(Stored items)
________________________
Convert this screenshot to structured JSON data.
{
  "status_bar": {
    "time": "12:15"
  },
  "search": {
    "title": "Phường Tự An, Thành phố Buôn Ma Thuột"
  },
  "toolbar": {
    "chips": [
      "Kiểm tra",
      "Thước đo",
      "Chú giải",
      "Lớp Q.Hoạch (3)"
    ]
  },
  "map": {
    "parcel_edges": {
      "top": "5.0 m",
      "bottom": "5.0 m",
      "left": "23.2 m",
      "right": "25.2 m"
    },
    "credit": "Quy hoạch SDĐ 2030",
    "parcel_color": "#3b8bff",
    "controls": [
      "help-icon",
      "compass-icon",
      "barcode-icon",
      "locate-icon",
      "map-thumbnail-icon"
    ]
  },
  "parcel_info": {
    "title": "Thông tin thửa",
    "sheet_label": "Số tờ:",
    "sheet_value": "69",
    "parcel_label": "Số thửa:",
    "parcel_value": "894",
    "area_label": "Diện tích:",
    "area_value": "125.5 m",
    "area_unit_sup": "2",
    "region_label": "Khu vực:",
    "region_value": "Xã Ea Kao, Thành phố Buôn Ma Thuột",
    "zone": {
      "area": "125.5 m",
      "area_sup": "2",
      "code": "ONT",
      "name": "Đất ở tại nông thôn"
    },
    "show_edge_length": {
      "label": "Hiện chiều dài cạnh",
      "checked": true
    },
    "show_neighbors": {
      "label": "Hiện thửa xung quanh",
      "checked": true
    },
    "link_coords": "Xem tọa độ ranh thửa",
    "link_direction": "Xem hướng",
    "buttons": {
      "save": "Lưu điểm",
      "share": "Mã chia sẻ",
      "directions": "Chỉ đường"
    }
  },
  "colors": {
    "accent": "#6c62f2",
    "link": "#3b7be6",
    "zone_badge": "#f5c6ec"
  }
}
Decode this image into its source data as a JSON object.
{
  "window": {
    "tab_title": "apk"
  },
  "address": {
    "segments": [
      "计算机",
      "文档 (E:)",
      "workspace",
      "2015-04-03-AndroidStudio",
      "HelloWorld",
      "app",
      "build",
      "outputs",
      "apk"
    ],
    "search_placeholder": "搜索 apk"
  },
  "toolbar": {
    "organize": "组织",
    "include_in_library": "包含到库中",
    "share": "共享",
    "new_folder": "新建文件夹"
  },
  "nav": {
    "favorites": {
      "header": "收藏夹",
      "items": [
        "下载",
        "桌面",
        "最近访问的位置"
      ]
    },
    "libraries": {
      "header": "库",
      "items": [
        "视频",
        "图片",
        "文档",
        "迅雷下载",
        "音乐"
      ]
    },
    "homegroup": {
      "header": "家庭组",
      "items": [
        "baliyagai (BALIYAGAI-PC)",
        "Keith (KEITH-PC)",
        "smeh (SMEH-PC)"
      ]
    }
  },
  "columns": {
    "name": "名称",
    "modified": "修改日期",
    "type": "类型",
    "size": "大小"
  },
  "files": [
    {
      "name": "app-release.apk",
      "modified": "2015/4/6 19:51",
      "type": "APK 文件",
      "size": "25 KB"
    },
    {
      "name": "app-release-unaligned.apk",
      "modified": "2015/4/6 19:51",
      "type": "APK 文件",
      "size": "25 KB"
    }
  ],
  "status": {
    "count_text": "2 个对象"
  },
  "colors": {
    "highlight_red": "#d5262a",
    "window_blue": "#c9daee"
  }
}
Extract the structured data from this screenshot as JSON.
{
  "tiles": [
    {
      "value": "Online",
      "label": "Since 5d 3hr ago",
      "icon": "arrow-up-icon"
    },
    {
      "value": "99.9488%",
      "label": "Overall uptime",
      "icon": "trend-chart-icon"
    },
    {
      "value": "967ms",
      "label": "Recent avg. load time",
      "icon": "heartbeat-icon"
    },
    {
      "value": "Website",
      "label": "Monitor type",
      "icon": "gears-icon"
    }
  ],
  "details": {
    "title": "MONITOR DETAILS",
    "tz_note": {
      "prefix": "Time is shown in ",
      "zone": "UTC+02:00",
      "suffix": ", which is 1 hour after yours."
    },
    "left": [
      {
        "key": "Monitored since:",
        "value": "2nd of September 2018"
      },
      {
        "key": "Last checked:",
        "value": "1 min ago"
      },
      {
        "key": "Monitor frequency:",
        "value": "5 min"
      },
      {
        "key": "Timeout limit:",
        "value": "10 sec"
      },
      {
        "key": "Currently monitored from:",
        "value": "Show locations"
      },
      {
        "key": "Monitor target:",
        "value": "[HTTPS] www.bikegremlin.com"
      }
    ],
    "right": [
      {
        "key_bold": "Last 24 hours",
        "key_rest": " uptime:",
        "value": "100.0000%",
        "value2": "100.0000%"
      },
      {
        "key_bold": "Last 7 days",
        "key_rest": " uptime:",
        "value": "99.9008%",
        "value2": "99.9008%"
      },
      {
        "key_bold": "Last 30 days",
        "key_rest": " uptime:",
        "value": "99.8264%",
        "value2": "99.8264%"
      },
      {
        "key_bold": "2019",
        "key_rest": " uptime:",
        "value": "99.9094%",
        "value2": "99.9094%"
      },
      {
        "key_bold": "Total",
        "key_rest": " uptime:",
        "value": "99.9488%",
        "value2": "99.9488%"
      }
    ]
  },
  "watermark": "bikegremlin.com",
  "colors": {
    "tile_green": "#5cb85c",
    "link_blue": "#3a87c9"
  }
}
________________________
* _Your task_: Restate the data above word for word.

* _Response area_:
Convert this screenshot to structured JSON data.
{
  "status_bar": {
    "time": "12:15"
  },
  "search": {
    "title": "Phường Tự An, Thành phố Buôn Ma Thuột"
  },
  "toolbar": {
    "chips": [
      "Kiểm tra",
      "Thước đo",
      "Chú giải",
      "Lớp Q.Hoạch (3)"
    ]
  },
  "map": {
    "parcel_edges": {
      "top": "5.0 m",
      "bottom": "5.0 m",
      "left": "23.2 m",
      "right": "25.2 m"
    },
    "credit": "Quy hoạch SDĐ 2030",
    "parcel_color": "#3b8bff",
    "controls": [
      "help-icon",
      "compass-icon",
      "barcode-icon",
      "locate-icon",
      "map-thumbnail-icon"
    ]
  },
  "parcel_info": {
    "title": "Thông tin thửa",
    "sheet_label": "Số tờ:",
    "sheet_value": "69",
    "parcel_label": "Số thửa:",
    "parcel_value": "894",
    "area_label": "Diện tích:",
    "area_value": "125.5 m",
    "area_unit_sup": "2",
    "region_label": "Khu vực:",
    "region_value": "Xã Ea Kao, Thành phố Buôn Ma Thuột",
    "zone": {
      "area": "125.5 m",
      "area_sup": "2",
      "code": "ONT",
      "name": "Đất ở tại nông thôn"
    },
    "show_edge_length": {
      "label": "Hiện chiều dài cạnh",
      "checked": true
    },
    "show_neighbors": {
      "label": "Hiện thửa xung quanh",
      "checked": true
    },
    "link_coords": "Xem tọa độ ranh thửa",
    "link_direction": "Xem hướng",
    "buttons": {
      "save": "Lưu điểm",
      "share": "Mã chia sẻ",
      "directions": "Chỉ đường"
    }
  },
  "colors": {
    "accent": "#6c62f2",
    "link": "#3b7be6",
    "zone_badge": "#f5c6ec"
  }
}
Decode this image into its source data as a JSON object.
{
  "window": {
    "tab_title": "apk"
  },
  "address": {
    "segments": [
      "计算机",
      "文档 (E:)",
      "workspace",
      "2015-04-03-AndroidStudio",
      "HelloWorld",
      "app",
      "build",
      "outputs",
      "apk"
    ],
    "search_placeholder": "搜索 apk"
  },
  "toolbar": {
    "organize": "组织",
    "include_in_library": "包含到库中",
    "share": "共享",
    "new_folder": "新建文件夹"
  },
  "nav": {
    "favorites": {
      "header": "收藏夹",
      "items": [
        "下载",
        "桌面",
        "最近访问的位置"
      ]
    },
    "libraries": {
      "header": "库",
      "items": [
        "视频",
        "图片",
        "文档",
        "迅雷下载",
        "音乐"
      ]
    },
    "homegroup": {
      "header": "家庭组",
      "items": [
        "baliyagai (BALIYAGAI-PC)",
        "Keith (KEITH-PC)",
        "smeh (SMEH-PC)"
      ]
    }
  },
  "columns": {
    "name": "名称",
    "modified": "修改日期",
    "type": "类型",
    "size": "大小"
  },
  "files": [
    {
      "name": "app-release.apk",
      "modified": "2015/4/6 19:51",
      "type": "APK 文件",
      "size": "25 KB"
    },
    {
      "name": "app-release-unaligned.apk",
      "modified": "2015/4/6 19:51",
      "type": "APK 文件",
      "size": "25 KB"
    }
  ],
  "status": {
    "count_text": "2 个对象"
  },
  "colors": {
    "highlight_red": "#d5262a",
    "window_blue": "#c9daee"
  }
}
Extract the structured data from this screenshot as JSON.
{
  "tiles": [
    {
      "value": "Online",
      "label": "Since 5d 3hr ago",
      "icon": "arrow-up-icon"
    },
    {
      "value": "99.9488%",
      "label": "Overall uptime",
      "icon": "trend-chart-icon"
    },
    {
      "value": "967ms",
      "label": "Recent avg. load time",
      "icon": "heartbeat-icon"
    },
    {
      "value": "Website",
      "label": "Monitor type",
      "icon": "gears-icon"
    }
  ],
  "details": {
    "title": "MONITOR DETAILS",
    "tz_note": {
      "prefix": "Time is shown in ",
      "zone": "UTC+02:00",
      "suffix": ", which is 1 hour after yours."
    },
    "left": [
      {
        "key": "Monitored since:",
        "value": "2nd of September 2018"
      },
      {
        "key": "Last checked:",
        "value": "1 min ago"
      },
      {
        "key": "Monitor frequency:",
        "value": "5 min"
      },
      {
        "key": "Timeout limit:",
        "value": "10 sec"
      },
      {
        "key": "Currently monitored from:",
        "value": "Show locations"
      },
      {
        "key": "Monitor target:",
        "value": "[HTTPS] www.bikegremlin.com"
      }
    ],
    "right": [
      {
        "key_bold": "Last 24 hours",
        "key_rest": " uptime:",
        "value": "100.0000%",
        "value2": "100.0000%"
      },
      {
        "key_bold": "Last 7 days",
        "key_rest": " uptime:",
        "value": "99.9008%",
        "value2": "99.9008%"
      },
      {
        "key_bold": "Last 30 days",
        "key_rest": " uptime:",
        "value": "99.8264%",
        "value2": "99.8264%"
      },
      {
        "key_bold": "2019",
        "key_rest": " uptime:",
        "value": "99.9094%",
        "value2": "99.9094%"
      },
      {
        "key_bold": "Total",
        "key_rest": " uptime:",
        "value": "99.9488%",
        "value2": "99.9488%"
      }
    ]
  },
  "watermark": "bikegremlin.com",
  "colors": {
    "tile_green": "#5cb85c",
    "link_blue": "#3a87c9"
  }
}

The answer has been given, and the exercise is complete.